(Your assignment): Reproduce, exactly and in full, the records that follow, minus any pictures.

◆ ◆ ◆

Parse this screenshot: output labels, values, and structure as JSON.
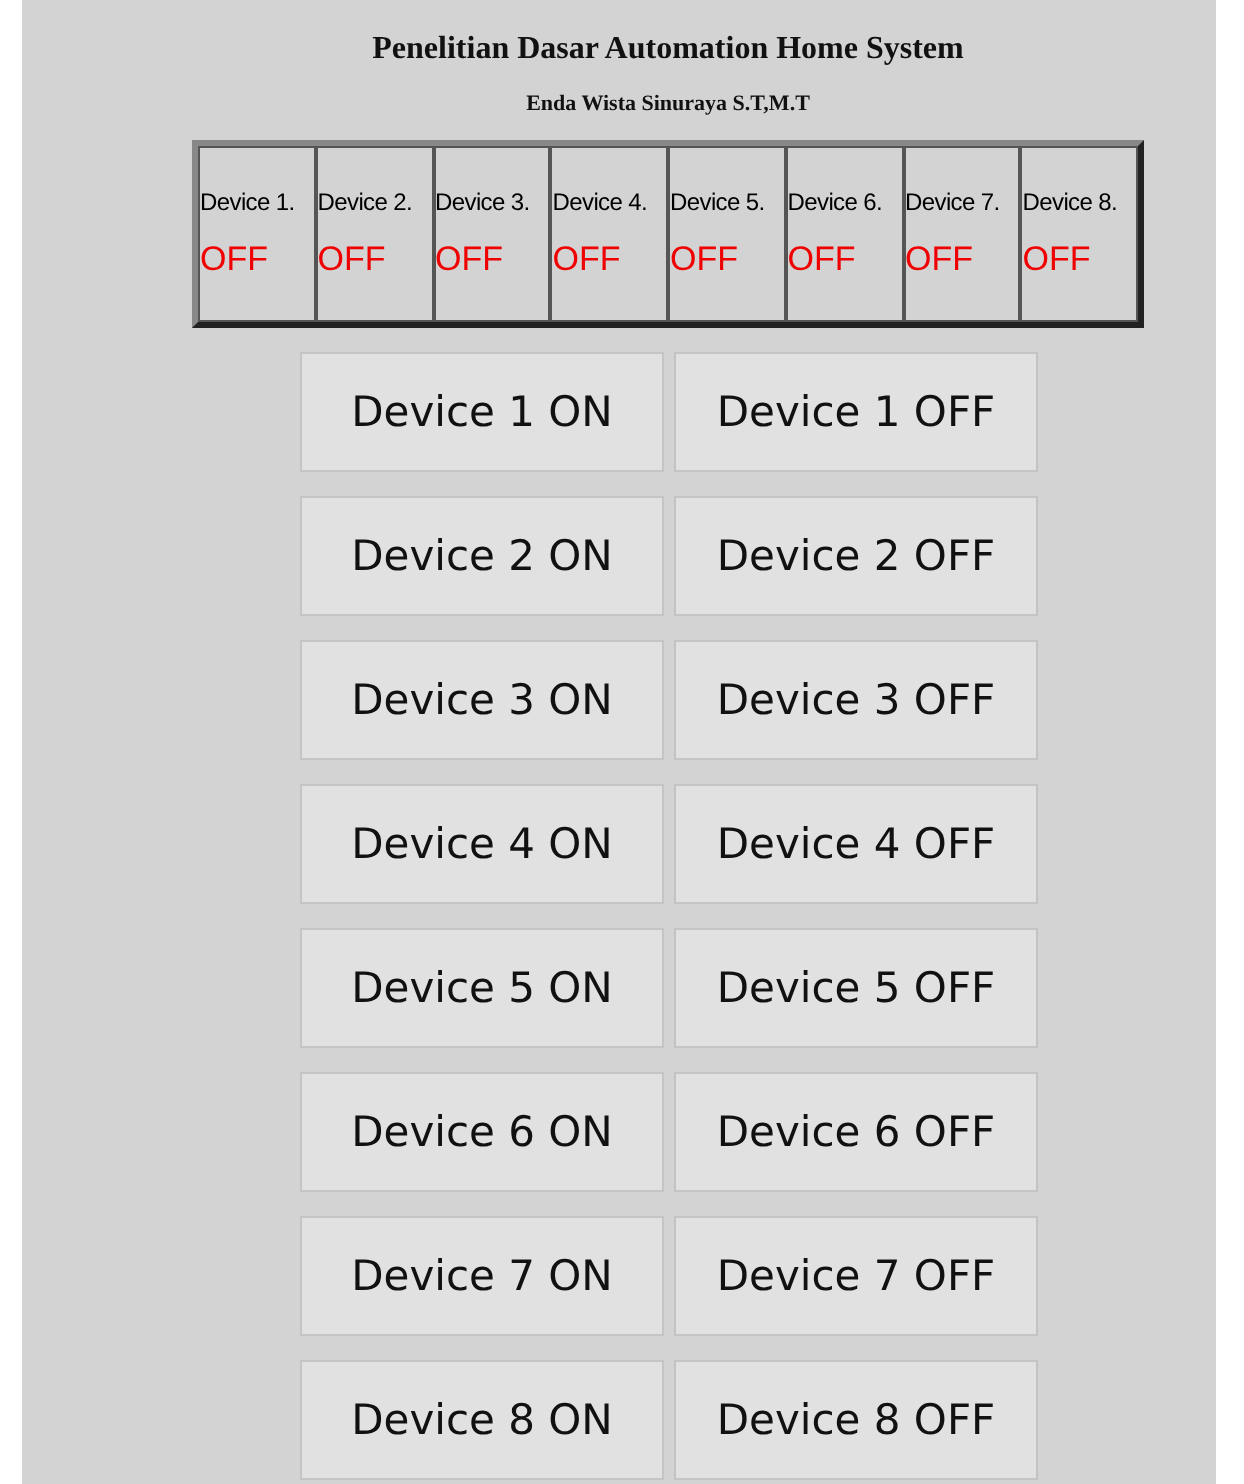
{
  "title": "Penelitian Dasar Automation Home System",
  "subtitle": "Enda Wista Sinuraya S.T,M.T",
  "status_table": [
    {
      "label": "Device 1.",
      "status": "OFF",
      "on": false
    },
    {
      "label": "Device 2.",
      "status": "OFF",
      "on": false
    },
    {
      "label": "Device 3.",
      "status": "OFF",
      "on": false
    },
    {
      "label": "Device 4.",
      "status": "OFF",
      "on": false
    },
    {
      "label": "Device 5.",
      "status": "OFF",
      "on": false
    },
    {
      "label": "Device 6.",
      "status": "OFF",
      "on": false
    },
    {
      "label": "Device 7.",
      "status": "OFF",
      "on": false
    },
    {
      "label": "Device 8.",
      "status": "OFF",
      "on": false
    }
  ],
  "buttons": [
    {
      "on": "Device 1 ON",
      "off": "Device 1 OFF"
    },
    {
      "on": "Device 2 ON",
      "off": "Device 2 OFF"
    },
    {
      "on": "Device 3 ON",
      "off": "Device 3 OFF"
    },
    {
      "on": "Device 4 ON",
      "off": "Device 4 OFF"
    },
    {
      "on": "Device 5 ON",
      "off": "Device 5 OFF"
    },
    {
      "on": "Device 6 ON",
      "off": "Device 6 OFF"
    },
    {
      "on": "Device 7 ON",
      "off": "Device 7 OFF"
    },
    {
      "on": "Device 8 ON",
      "off": "Device 8 OFF"
    }
  ]
}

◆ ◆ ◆

(Output for this exercise):
Parse this screenshot: output labels, values, and structure as JSON.
{
  "title": "Penelitian Dasar Automation Home System",
  "subtitle": "Enda Wista Sinuraya S.T,M.T",
  "status_table": [
    {
      "label": "Device 1.",
      "status": "OFF",
      "on": false
    },
    {
      "label": "Device 2.",
      "status": "OFF",
      "on": false
    },
    {
      "label": "Device 3.",
      "status": "OFF",
      "on": false
    },
    {
      "label": "Device 4.",
      "status": "OFF",
      "on": false
    },
    {
      "label": "Device 5.",
      "status": "OFF",
      "on": false
    },
    {
      "label": "Device 6.",
      "status": "OFF",
      "on": false
    },
    {
      "label": "Device 7.",
      "status": "OFF",
      "on": false
    },
    {
      "label": "Device 8.",
      "status": "OFF",
      "on": false
    }
  ],
  "buttons": [
    {
      "on": "Device 1 ON",
      "off": "Device 1 OFF"
    },
    {
      "on": "Device 2 ON",
      "off": "Device 2 OFF"
    },
    {
      "on": "Device 3 ON",
      "off": "Device 3 OFF"
    },
    {
      "on": "Device 4 ON",
      "off": "Device 4 OFF"
    },
    {
      "on": "Device 5 ON",
      "off": "Device 5 OFF"
    },
    {
      "on": "Device 6 ON",
      "off": "Device 6 OFF"
    },
    {
      "on": "Device 7 ON",
      "off": "Device 7 OFF"
    },
    {
      "on": "Device 8 ON",
      "off": "Device 8 OFF"
    }
  ]
}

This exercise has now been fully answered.